Plantations and commercial tree enterprises should be part of large-scale management designs, which focus on comprehensive water reservoir systems and preserve primary natural peat forest to maintain soil moisture content with a steady water supply during the dry season, Kato said.

Conservation networks should be created to provide green arteries for wildlife and protect natural habitats. Water reservoirs should be surrounded by treed buffer zones that give way to oil palm plantations, then community forests, then village ecosystems, he said.

Through these efforts, the government aims to help protect livelihoods in local communities dependent on fisheries, agriculture, ecotourism as well as plantations.


“One of the visions of the ITPC is bringing governments, researchers, practitioners, civil society and other stakeholders together to ensure conservation and sustainable management of tropical peatlands,” said Aloe Dohong, Indonesia’s vice minister for environment and forestry.

Education, research and technology are contributing to a greater understanding of climate stability and biodiversity.

International peatland conservation efforts are supported by the GPI, a coalition of more than 30 international organizations. The initiative is an effort to save peatlands, the world’s largest organic carbon stock.

“Keeping peat in the ground is crucial if we’re going to meet the Paris Agreement targets,” said Dianna Kopansky, coordinator of GPI in the Freshwater, Land and Climate Branch at UNEP.

“We need to invest in nature-based solutions.”

A major challenge is that current expenditures on peatlands restoration globally are very low, Kopansky said.

“All nature-based solutions combined get less than 3 percent of available climate funding, despite being likely to deliver a third of the emissions reductions needed by 2030,” she said.

Peatlands restoration potential is huge and can often be achieved with low cost, low tech action to deliver high end results, she added.


Collaborative progress across sectors is being made, said Faizal Parish, director of the Global Environment Centre.

The Roundtable on Sustainable Palm Oil, which brings together companies that produce 30 to 40 percent of global production palm oil, has introduced new policies against further conversion of peatlands to palm oil, conservation of all remaining peatland landbanks and phasing out of oil palm on peat, Parish said.

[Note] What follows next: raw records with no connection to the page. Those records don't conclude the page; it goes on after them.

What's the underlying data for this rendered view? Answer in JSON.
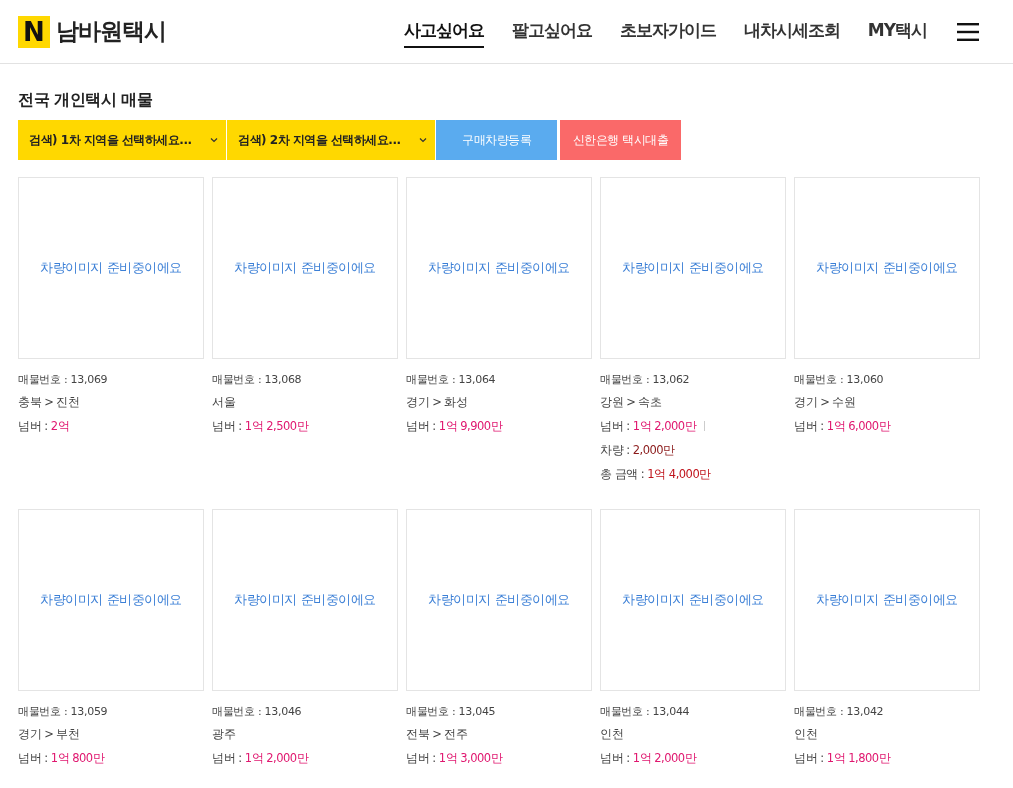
{
  "logo": {
    "mark": "N",
    "name": "남바원택시"
  },
  "nav": [
    {
      "label": "사고싶어요",
      "selected": true
    },
    {
      "label": "팔고싶어요",
      "selected": false
    },
    {
      "label": "초보자가이드",
      "selected": false
    },
    {
      "label": "내차시세조회",
      "selected": false
    },
    {
      "label": "MY택시",
      "selected": false
    }
  ],
  "page_title": "전국 개인택시 매물",
  "filters": [
    {
      "kind": "select",
      "label": "검색)  1차 지역을 선택하세요..."
    },
    {
      "kind": "select",
      "label": "검색)  2차 지역을 선택하세요..."
    },
    {
      "kind": "register",
      "label": "구매차량등록"
    },
    {
      "kind": "loan",
      "label": "신한은행 택시대출"
    }
  ],
  "listings": [
    {
      "image_text": "차량이미지 준비중이에요",
      "number": "매물번호 : 13,069",
      "region": "충북 > 진천",
      "prices": [
        {
          "kind": "plate",
          "label": "넘버 : ",
          "value": "2억"
        }
      ]
    },
    {
      "image_text": "차량이미지 준비중이에요",
      "number": "매물번호 : 13,068",
      "region": "서울",
      "prices": [
        {
          "kind": "plate",
          "label": "넘버 : ",
          "value": "1억 2,500만"
        }
      ]
    },
    {
      "image_text": "차량이미지 준비중이에요",
      "number": "매물번호 : 13,064",
      "region": "경기 > 화성",
      "prices": [
        {
          "kind": "plate",
          "label": "넘버 : ",
          "value": "1억 9,900만"
        }
      ]
    },
    {
      "image_text": "차량이미지 준비중이에요",
      "number": "매물번호 : 13,062",
      "region": "강원 > 속초",
      "prices": [
        {
          "kind": "plate",
          "label": "넘버 : ",
          "value": "1억 2,000만"
        },
        {
          "kind": "car",
          "label": "차량 : ",
          "value": "2,000만"
        },
        {
          "kind": "total",
          "label": "총 금액 : ",
          "value": "1억 4,000만"
        }
      ]
    },
    {
      "image_text": "차량이미지 준비중이에요",
      "number": "매물번호 : 13,060",
      "region": "경기 > 수원",
      "prices": [
        {
          "kind": "plate",
          "label": "넘버 : ",
          "value": "1억 6,000만"
        }
      ]
    },
    {
      "image_text": "차량이미지 준비중이에요",
      "number": "매물번호 : 13,059",
      "region": "경기 > 부천",
      "prices": [
        {
          "kind": "plate",
          "label": "넘버 : ",
          "value": "1억 800만"
        }
      ]
    },
    {
      "image_text": "차량이미지 준비중이에요",
      "number": "매물번호 : 13,046",
      "region": "광주",
      "prices": [
        {
          "kind": "plate",
          "label": "넘버 : ",
          "value": "1억 2,000만"
        }
      ]
    },
    {
      "image_text": "차량이미지 준비중이에요",
      "number": "매물번호 : 13,045",
      "region": "전북 > 전주",
      "prices": [
        {
          "kind": "plate",
          "label": "넘버 : ",
          "value": "1억 3,000만"
        }
      ]
    },
    {
      "image_text": "차량이미지 준비중이에요",
      "number": "매물번호 : 13,044",
      "region": "인천",
      "prices": [
        {
          "kind": "plate",
          "label": "넘버 : ",
          "value": "1억 2,000만"
        }
      ]
    },
    {
      "image_text": "차량이미지 준비중이에요",
      "number": "매물번호 : 13,042",
      "region": "인천",
      "prices": [
        {
          "kind": "plate",
          "label": "넘버 : ",
          "value": "1억 1,800만"
        }
      ]
    }
  ]
}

“These are very important steps forward,” he added. “Local communities also have an important role to play. They are the original stewards of the landscapes and should be empowered and supported for sustainable management of peatlands.”

Stakeholder engagement is critical to achieving sustainable peatland management, he said.

“It’s very important to empower local communities and government as well as to build partnerships with the private sector to manage peatlands under the guidance of governments,” Parish said.

“We need to work together at the landscape level to bring together stakeholders and ensure sustainable management of peatlands.”

The Global Environment Facility is jointly funding efforts with Indonesia on the sustainable management of peatland ecosystems in Indonesia (2017-2021). The program operates at the landscape level to improve local livelihoods, reduce peat fires and greenhouse gas emissions, said Oliver Page, regional climate and environment specialist Environment at the International Fund for Agricultural Development (IFAD).

It is expected to benefit at least 10,000 direct beneficiaries through access to alternative livelihoods and 20,000 indirect beneficiaries through improvement of ecosystem services and reduced hazard exposure.

Another GEF-supported project focused on the integrated management of peatlands in Indonesia (2019-2023) launched in November.

“The overall objective is to contribute to the conservation of peatland ecosystems by strengthening systems for the sustainable planning, management and use of peatlands in Indonesia,” Page said, explaining that the project will target smallholder farm communities in 12 villages in Riau province, and will transfer these experiences to 18 communities Jambi and North Sumatra provinces.

In total, about 5,000 smallholder farm households are expected to directly benefit from the project. A further 15,000 smallholder households are expected to be indirect beneficiaries through improved knowledge and access to markets.